§ WHAT YOU ARE ASKED TO DO:
Nothing in the entries should change; repeat them exactly.

Extracted records
· · · · · · ·

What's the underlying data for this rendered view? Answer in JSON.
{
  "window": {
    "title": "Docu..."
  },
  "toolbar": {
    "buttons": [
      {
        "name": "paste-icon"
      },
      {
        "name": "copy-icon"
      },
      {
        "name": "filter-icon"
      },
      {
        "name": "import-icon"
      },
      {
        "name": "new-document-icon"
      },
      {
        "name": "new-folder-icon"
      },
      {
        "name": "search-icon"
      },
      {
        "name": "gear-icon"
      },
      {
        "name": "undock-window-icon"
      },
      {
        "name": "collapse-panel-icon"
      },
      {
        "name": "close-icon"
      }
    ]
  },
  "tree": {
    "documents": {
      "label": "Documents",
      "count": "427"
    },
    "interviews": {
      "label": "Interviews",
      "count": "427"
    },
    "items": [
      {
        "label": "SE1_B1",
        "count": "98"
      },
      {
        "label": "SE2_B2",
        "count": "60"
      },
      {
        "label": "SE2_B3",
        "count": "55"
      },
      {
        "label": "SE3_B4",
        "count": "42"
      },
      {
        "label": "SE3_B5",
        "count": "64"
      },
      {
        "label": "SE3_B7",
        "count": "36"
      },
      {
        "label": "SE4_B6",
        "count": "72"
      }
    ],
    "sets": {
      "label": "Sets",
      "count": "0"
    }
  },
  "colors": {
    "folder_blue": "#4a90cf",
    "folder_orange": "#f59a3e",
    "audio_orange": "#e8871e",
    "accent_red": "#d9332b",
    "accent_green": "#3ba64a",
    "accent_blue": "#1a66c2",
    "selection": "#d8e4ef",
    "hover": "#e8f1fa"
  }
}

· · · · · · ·

§ EXERCISE OUTPUT:
What's the underlying data for this rendered view? Answer in JSON.
{
  "window": {
    "title": "Docu..."
  },
  "toolbar": {
    "buttons": [
      {
        "name": "paste-icon"
      },
      {
        "name": "copy-icon"
      },
      {
        "name": "filter-icon"
      },
      {
        "name": "import-icon"
      },
      {
        "name": "new-document-icon"
      },
      {
        "name": "new-folder-icon"
      },
      {
        "name": "search-icon"
      },
      {
        "name": "gear-icon"
      },
      {
        "name": "undock-window-icon"
      },
      {
        "name": "collapse-panel-icon"
      },
      {
        "name": "close-icon"
      }
    ]
  },
  "tree": {
    "documents": {
      "label": "Documents",
      "count": "427"
    },
    "interviews": {
      "label": "Interviews",
      "count": "427"
    },
    "items": [
      {
        "label": "SE1_B1",
        "count": "98"
      },
      {
        "label": "SE2_B2",
        "count": "60"
      },
      {
        "label": "SE2_B3",
        "count": "55"
      },
      {
        "label": "SE3_B4",
        "count": "42"
      },
      {
        "label": "SE3_B5",
        "count": "64"
      },
      {
        "label": "SE3_B7",
        "count": "36"
      },
      {
        "label": "SE4_B6",
        "count": "72"
      }
    ],
    "sets": {
      "label": "Sets",
      "count": "0"
    }
  },
  "colors": {
    "folder_blue": "#4a90cf",
    "folder_orange": "#f59a3e",
    "audio_orange": "#e8871e",
    "accent_red": "#d9332b",
    "accent_green": "#3ba64a",
    "accent_blue": "#1a66c2",
    "selection": "#d8e4ef",
    "hover": "#e8f1fa"
  }
}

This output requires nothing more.